Located about 45 minutes south of Nara City by train is the city of Kashihara, located in an ancient region where the country of Japan formally began around 1,300 years ago. The first planned capital of the country, Fujiwara-kyo, was built here in the year 694 CE under the orders of the Emperor Tenmu (the first contemporaneously named Emperor) and completed by the his successor, Empress Jito. Fujiwara-kyo was abandoned as the capital in the year 710, and a year later the city was devastated by a fire and never rebuilt, but remains an important milestone in the history of Japan.
In modern times, the place where the Imperial Palace for Fujiwara-kyo was located has become an archeological site that is preserved and protected as a historical landscape for all to enjoy. One aspect of this preserved site that brings in visitors from all around the country are the beautiful seasonal flowers. Please read on below for more information.
Canola, Sakura and Cosmos
Every late-March through mid-April, the Fujiwara-kyo Capital site is home to the amazing site of fields of nanohana (canola) flowers in bloom. These flowers also bloom in unison with cherry tree blossom during the early days of April, creating an amazing site that is absolutely worth the time to visit for those interested in the natural beauty to be found here.
Canola and cherry blossoms at the Fujiwara-kyo Capital site in Kashihara City.
In the summer, the open grassland of Fujiwara-kyo becomes a rich green, interspersed with the odd wildflower here and there, that is also pleasant on the eyes. The Palace Site area is somewhat of an open park through which you can walk pass through freely on foot, and is surrounded by the mix of rice fields and small countryside suburbs that characterizes much of the Nara Basin.
Recreated pillars of a Imperial Palace building at the Fujiwara-kyo. The eastern and southern mountains surrounding the Nara Basin can be seen in the background.

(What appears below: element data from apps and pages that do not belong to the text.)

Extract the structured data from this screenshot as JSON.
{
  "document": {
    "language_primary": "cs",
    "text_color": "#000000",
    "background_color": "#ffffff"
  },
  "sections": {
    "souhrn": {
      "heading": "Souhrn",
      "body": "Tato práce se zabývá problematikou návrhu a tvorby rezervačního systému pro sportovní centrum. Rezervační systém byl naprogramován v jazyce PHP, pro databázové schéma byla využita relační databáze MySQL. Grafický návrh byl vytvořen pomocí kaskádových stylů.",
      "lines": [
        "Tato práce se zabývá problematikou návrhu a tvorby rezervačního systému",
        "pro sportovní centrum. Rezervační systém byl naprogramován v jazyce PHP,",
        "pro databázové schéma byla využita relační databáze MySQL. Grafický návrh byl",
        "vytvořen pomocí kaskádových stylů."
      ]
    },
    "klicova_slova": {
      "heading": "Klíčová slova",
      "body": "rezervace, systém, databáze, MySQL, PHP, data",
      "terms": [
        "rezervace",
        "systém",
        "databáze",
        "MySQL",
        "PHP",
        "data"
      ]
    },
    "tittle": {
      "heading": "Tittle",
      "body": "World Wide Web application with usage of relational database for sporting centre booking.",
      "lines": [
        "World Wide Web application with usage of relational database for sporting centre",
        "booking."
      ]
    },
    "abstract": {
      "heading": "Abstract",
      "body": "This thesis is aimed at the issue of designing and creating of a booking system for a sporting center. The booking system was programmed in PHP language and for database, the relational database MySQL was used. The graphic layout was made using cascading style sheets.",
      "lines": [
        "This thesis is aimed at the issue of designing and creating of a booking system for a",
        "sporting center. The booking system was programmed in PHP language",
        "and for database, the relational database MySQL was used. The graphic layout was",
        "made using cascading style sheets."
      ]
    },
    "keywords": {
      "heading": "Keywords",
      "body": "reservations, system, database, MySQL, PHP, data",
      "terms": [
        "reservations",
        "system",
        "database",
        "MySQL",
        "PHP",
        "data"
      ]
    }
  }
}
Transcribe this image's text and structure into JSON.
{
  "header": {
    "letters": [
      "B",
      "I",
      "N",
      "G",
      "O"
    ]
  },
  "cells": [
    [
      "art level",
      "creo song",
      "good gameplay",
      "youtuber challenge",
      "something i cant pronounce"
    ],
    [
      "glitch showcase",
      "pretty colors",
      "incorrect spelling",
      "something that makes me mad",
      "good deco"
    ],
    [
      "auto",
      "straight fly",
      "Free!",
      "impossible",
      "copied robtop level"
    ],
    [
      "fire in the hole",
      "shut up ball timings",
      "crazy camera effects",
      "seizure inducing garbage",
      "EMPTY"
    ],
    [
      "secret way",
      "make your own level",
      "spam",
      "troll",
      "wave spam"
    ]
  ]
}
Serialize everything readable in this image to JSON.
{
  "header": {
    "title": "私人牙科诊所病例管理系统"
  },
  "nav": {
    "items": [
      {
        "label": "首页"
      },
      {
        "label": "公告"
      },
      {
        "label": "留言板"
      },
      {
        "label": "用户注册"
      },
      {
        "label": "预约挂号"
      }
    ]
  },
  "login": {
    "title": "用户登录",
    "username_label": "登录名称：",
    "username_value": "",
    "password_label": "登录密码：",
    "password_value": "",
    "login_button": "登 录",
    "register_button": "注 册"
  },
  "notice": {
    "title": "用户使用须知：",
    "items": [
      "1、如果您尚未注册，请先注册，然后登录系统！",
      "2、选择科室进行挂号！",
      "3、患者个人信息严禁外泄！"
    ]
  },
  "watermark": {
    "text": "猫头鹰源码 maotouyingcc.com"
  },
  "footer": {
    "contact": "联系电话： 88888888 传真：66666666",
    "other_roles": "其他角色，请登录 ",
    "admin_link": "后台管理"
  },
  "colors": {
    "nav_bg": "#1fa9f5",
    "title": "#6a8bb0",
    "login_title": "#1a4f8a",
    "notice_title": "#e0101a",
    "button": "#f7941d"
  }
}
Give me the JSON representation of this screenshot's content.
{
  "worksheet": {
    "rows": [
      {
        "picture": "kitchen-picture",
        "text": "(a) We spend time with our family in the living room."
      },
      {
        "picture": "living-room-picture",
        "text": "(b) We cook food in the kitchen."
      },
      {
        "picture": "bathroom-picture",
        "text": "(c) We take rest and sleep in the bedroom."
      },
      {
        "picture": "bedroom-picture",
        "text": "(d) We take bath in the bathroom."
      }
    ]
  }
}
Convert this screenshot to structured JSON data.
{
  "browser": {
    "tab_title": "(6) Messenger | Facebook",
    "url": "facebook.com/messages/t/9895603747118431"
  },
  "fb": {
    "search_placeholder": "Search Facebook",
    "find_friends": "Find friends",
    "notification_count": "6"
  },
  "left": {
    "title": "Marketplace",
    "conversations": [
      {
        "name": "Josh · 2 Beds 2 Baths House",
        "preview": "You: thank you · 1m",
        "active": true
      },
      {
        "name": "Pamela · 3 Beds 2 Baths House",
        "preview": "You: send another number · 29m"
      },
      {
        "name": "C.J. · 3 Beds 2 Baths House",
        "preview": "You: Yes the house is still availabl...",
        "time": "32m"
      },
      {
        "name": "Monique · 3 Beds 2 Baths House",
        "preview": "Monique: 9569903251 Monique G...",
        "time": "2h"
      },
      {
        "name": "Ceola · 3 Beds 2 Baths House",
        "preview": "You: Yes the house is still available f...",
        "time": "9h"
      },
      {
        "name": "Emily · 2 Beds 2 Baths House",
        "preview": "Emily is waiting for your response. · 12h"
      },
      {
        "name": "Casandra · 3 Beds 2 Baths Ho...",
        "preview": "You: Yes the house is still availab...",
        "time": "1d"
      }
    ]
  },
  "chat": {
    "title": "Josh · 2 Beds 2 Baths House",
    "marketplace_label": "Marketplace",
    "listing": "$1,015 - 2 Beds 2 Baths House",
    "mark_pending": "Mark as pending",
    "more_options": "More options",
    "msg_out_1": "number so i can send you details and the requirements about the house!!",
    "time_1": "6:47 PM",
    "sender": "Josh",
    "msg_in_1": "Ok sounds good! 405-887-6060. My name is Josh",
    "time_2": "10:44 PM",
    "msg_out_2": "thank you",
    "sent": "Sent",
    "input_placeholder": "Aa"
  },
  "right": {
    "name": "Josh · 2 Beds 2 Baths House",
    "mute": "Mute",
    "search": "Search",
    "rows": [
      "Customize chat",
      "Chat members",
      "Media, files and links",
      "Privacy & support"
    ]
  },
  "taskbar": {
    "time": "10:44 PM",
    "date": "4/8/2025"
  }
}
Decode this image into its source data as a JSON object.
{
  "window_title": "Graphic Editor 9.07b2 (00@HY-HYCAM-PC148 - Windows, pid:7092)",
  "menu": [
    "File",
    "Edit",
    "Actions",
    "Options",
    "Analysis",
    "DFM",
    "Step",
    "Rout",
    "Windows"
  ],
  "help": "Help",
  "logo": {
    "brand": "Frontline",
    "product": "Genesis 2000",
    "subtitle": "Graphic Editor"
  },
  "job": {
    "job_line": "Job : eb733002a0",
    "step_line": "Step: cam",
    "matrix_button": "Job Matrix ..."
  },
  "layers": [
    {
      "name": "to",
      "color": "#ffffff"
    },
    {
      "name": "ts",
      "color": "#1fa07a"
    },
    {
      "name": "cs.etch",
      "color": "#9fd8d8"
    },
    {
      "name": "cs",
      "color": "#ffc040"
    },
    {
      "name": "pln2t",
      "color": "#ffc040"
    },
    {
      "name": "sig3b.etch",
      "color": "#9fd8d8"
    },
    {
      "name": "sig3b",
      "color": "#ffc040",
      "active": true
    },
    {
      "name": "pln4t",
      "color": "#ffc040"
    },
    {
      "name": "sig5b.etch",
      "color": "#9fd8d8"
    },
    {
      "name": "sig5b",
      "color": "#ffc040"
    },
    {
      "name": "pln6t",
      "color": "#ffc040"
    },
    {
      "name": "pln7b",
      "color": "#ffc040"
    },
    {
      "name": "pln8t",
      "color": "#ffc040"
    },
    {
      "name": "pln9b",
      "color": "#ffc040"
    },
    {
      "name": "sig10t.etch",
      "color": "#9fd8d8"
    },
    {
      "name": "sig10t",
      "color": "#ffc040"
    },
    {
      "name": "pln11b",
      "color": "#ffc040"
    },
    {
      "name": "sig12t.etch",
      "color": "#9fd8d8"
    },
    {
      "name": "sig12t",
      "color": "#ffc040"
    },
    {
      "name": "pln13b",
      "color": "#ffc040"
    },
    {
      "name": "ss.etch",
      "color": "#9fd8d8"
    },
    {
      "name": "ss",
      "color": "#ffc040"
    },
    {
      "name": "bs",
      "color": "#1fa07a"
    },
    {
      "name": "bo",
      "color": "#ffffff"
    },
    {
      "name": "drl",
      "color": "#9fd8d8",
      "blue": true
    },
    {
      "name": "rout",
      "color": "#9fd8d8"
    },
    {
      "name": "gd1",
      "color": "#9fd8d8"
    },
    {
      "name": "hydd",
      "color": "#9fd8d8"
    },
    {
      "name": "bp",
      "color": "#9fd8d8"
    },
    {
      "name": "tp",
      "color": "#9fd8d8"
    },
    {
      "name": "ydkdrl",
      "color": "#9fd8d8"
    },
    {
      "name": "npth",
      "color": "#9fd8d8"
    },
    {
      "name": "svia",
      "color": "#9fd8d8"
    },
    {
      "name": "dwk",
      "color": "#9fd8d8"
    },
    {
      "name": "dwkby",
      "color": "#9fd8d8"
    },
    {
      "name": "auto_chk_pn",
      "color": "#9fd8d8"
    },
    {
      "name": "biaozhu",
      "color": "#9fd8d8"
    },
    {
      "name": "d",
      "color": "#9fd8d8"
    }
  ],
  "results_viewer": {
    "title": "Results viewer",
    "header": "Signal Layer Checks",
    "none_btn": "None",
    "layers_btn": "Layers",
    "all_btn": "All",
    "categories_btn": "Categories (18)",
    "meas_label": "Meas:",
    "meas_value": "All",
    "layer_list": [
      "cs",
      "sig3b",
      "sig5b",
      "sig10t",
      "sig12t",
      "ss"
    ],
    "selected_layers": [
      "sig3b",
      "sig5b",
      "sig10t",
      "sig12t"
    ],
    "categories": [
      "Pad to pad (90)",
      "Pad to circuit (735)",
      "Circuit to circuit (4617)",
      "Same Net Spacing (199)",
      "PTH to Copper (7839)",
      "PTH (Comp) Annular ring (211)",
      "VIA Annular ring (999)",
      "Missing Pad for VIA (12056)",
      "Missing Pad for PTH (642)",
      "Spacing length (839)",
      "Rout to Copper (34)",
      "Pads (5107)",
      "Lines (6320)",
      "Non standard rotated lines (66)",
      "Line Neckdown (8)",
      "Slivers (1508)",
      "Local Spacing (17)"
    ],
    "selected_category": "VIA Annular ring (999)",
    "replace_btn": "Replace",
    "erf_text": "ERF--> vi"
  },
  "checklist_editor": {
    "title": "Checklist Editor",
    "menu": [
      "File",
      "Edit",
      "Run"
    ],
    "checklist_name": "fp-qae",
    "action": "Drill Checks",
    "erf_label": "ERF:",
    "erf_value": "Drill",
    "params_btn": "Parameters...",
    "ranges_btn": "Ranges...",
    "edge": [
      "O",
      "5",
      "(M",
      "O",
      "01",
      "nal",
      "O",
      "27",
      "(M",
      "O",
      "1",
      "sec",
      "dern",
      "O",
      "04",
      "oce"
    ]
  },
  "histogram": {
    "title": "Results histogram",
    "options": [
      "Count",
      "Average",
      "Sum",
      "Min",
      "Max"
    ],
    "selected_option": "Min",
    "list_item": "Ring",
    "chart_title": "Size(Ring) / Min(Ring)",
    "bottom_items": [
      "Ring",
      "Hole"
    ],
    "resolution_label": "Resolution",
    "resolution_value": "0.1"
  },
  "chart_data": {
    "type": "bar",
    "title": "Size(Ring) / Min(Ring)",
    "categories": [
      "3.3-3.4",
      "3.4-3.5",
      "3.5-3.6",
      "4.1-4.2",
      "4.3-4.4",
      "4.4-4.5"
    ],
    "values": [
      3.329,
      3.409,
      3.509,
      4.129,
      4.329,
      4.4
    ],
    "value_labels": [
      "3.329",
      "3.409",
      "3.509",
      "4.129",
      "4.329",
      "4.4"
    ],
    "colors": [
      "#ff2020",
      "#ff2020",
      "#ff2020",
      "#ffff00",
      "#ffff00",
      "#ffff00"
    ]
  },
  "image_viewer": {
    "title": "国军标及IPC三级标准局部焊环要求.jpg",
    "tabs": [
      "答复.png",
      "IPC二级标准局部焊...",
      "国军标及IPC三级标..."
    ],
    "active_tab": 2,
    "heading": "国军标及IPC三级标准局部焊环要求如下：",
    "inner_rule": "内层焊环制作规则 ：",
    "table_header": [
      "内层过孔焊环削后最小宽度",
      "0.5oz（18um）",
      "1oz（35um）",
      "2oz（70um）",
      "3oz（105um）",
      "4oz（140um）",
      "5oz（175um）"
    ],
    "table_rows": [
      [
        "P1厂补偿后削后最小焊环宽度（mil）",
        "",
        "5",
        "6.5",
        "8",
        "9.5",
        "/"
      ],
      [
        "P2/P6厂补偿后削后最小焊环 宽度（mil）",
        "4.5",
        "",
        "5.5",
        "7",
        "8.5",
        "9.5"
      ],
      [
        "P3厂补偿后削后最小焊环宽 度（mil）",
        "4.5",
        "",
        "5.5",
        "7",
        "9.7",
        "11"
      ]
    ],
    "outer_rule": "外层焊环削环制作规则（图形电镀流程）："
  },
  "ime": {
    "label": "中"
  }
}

In the fall (from around the end of September through mid-November), Fujiwara-kyo is home to fields of blossoming purple and pink cosmos flowers, (my personal favorite) which are also known as “autumn cherry blossoms.” These wonderful flowers contrast interestingly with the deep red of the higanbana lily, another symbol of fall that are ubiquitous throughout the countryside during the this season.
The cosmos flower fields of autumn at Fujiwara-kyo.
Higanbana lily, one of the beautiful natural indicators that the fall season has arrived in Japan.
The city of Kashihara supports tourism in the Fujiwara-kyo Capital Site during these flowering seasons by maintain paths throughout the area and setting up benches for visitors to use. There are also a few parking lots in the area if you have a vehicle, but it is highly recommended to walk or take a bicycle, as it can get quite crowded (more info on that below).
The closest train station to the Fujiwara-kyo Palace Site can be found is is JR Unebi Station on the Sakurai Line, from which it is about a 15 minute walk to get to where the flowers can be seen.
If you are looking to make a day of exploring the Kashihara City area, a great option is to rent a bicycle at Kashihara Navi Plaza (located next to Yamato-Yagi Station), which operates from 9:00 – 18:00 daily. Interesting sites located nearby Fujiwara-kyo include Ofusa Kannon Temple, Imai-cho Town, and the Kashihara-jingu Shrine. For more information or tour services, feel free to contact us here at Kansai Nara Treasure Travel anytime.